A few weeks ago I already twittered a screenshot that showed what disassembled code looks like in IDA Pro after automatically importing function information from MSDN. Today, I have finally managed to upload our IDA Pro script, ida-msdn, to the zynamics GitHub account. If you are analyzing Windows executable files in IDA Pro you can now benefit from automated API calls documentation.
There is a slight problem, however. Since we can not distribute the MSDN documentation ourselves for legal reasons, you need to have your own local installation of the MSDN. Furthermore, the import process is divided into two parts.
At first you have to parse your local MSDN documentation into an XML file. This can be done with msdn-crawler, another open source zynamics project. msdn-crawler parses your locally installed Windows API documentation files from the MSDN and generates an XML file that contains information about Windows API functions (description, argument names and descriptions, and return values). In this first version, msdn-crawler finds 33984 Windows API functions in the MSDN and generates an XML file that contains more than 30 MB of function information. To see a brief example of what the XML file looks like, please check the readme.txt file on GitHub.

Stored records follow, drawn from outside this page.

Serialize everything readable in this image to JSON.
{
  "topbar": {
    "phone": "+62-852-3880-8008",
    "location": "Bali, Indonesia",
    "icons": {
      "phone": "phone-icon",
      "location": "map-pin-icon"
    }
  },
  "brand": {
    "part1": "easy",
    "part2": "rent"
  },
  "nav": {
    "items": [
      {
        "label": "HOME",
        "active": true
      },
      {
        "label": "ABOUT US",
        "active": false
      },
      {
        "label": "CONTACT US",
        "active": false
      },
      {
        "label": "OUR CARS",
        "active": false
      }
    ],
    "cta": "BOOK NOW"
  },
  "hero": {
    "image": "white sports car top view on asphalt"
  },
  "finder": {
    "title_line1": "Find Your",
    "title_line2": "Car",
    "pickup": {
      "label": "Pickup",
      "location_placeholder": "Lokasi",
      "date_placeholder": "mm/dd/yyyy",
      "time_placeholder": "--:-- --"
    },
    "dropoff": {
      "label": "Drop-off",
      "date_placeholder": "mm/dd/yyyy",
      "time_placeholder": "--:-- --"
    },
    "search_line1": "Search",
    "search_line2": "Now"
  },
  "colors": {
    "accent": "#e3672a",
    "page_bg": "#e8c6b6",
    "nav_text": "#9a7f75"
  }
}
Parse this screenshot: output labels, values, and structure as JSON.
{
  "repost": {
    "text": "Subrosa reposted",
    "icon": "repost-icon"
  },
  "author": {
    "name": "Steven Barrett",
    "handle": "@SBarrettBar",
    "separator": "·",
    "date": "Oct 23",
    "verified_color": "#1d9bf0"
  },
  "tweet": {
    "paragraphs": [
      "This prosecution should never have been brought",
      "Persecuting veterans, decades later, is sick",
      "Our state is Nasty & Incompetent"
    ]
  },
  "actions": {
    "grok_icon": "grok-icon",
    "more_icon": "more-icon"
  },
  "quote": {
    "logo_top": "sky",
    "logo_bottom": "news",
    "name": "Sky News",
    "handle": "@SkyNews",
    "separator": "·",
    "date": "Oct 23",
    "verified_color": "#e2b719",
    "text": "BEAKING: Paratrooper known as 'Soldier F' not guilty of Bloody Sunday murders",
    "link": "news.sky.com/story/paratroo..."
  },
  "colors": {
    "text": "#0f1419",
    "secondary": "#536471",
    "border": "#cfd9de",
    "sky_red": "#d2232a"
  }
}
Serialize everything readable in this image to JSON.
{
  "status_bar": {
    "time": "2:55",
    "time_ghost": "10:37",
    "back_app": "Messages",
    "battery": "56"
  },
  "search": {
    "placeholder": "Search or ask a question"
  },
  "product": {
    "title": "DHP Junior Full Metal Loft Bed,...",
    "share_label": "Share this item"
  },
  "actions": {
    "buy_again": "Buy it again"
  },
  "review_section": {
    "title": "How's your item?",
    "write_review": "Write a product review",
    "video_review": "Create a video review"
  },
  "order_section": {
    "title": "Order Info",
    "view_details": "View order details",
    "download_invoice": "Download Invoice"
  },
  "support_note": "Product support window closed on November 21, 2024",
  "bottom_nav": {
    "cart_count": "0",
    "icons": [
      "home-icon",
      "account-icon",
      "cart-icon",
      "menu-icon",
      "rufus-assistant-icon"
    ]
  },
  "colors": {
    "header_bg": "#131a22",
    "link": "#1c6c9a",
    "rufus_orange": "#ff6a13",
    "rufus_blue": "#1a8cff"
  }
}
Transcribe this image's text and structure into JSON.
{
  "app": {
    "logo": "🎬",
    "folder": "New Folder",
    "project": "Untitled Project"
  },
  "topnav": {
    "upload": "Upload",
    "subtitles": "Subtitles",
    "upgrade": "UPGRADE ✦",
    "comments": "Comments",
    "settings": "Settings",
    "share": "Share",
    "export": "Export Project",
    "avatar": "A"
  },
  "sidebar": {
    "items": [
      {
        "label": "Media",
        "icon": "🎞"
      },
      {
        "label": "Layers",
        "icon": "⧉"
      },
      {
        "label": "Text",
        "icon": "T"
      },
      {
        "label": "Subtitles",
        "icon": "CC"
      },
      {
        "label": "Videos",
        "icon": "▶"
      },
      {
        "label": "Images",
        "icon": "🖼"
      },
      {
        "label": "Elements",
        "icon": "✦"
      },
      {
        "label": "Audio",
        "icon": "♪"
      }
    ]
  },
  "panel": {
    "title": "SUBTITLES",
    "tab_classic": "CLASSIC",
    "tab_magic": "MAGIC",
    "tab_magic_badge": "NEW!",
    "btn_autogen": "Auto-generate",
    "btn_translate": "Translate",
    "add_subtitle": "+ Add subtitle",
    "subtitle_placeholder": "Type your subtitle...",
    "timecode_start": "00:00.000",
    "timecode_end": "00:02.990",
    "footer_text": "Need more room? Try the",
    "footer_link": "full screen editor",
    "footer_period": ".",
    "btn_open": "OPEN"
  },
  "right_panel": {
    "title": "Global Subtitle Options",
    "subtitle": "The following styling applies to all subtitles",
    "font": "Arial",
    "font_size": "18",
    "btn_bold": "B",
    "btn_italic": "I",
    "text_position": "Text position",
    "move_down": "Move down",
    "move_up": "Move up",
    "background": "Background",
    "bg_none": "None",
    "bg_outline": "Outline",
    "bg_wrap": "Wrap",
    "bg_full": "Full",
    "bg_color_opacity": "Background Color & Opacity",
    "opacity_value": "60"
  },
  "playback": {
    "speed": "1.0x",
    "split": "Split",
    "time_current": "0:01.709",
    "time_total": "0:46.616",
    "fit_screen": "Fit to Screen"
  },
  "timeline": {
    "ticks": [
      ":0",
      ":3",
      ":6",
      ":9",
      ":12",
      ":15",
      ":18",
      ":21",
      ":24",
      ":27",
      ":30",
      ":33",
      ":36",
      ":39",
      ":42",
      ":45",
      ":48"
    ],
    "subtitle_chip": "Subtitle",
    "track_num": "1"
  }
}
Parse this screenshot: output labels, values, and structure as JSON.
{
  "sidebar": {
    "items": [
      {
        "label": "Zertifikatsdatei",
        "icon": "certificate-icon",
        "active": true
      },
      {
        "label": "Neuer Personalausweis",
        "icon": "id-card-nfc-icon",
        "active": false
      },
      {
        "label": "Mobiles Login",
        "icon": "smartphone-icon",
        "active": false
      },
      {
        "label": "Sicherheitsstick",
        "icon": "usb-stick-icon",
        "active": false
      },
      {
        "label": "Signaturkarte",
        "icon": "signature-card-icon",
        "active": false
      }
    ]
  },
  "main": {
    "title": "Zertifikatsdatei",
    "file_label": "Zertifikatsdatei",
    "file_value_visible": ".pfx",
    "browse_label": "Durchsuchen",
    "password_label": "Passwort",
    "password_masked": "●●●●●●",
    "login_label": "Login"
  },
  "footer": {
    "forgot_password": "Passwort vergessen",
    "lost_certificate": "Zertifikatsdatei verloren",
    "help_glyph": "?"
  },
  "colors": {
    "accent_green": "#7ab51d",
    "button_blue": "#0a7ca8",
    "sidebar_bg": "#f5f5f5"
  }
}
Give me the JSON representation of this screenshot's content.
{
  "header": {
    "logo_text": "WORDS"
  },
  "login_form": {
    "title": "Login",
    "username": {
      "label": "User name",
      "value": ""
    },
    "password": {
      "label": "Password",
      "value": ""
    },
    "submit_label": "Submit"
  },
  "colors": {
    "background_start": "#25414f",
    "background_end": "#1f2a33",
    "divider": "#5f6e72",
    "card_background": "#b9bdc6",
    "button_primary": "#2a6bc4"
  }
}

Once you have generated the msdn.xml file with msdn-parser you can use ida-msdn to import Windows API documentation into arbitrary IDB files. ida-msdn does two things: First, ida-msdn tries to match imported functions found in the IDB file to function information from the XML file. When information about an imported function is found, the information is imported from the XML file into the IDB file. Second, ida-msdn tries to find out if you are actually working on a DLL file (like shell32.dll or user32.dll) that exports Windows API functions. In that case, the exported functions recognized by ida-msdn are annotated with information from the XML file too.
Happy MSDN importing. 🙂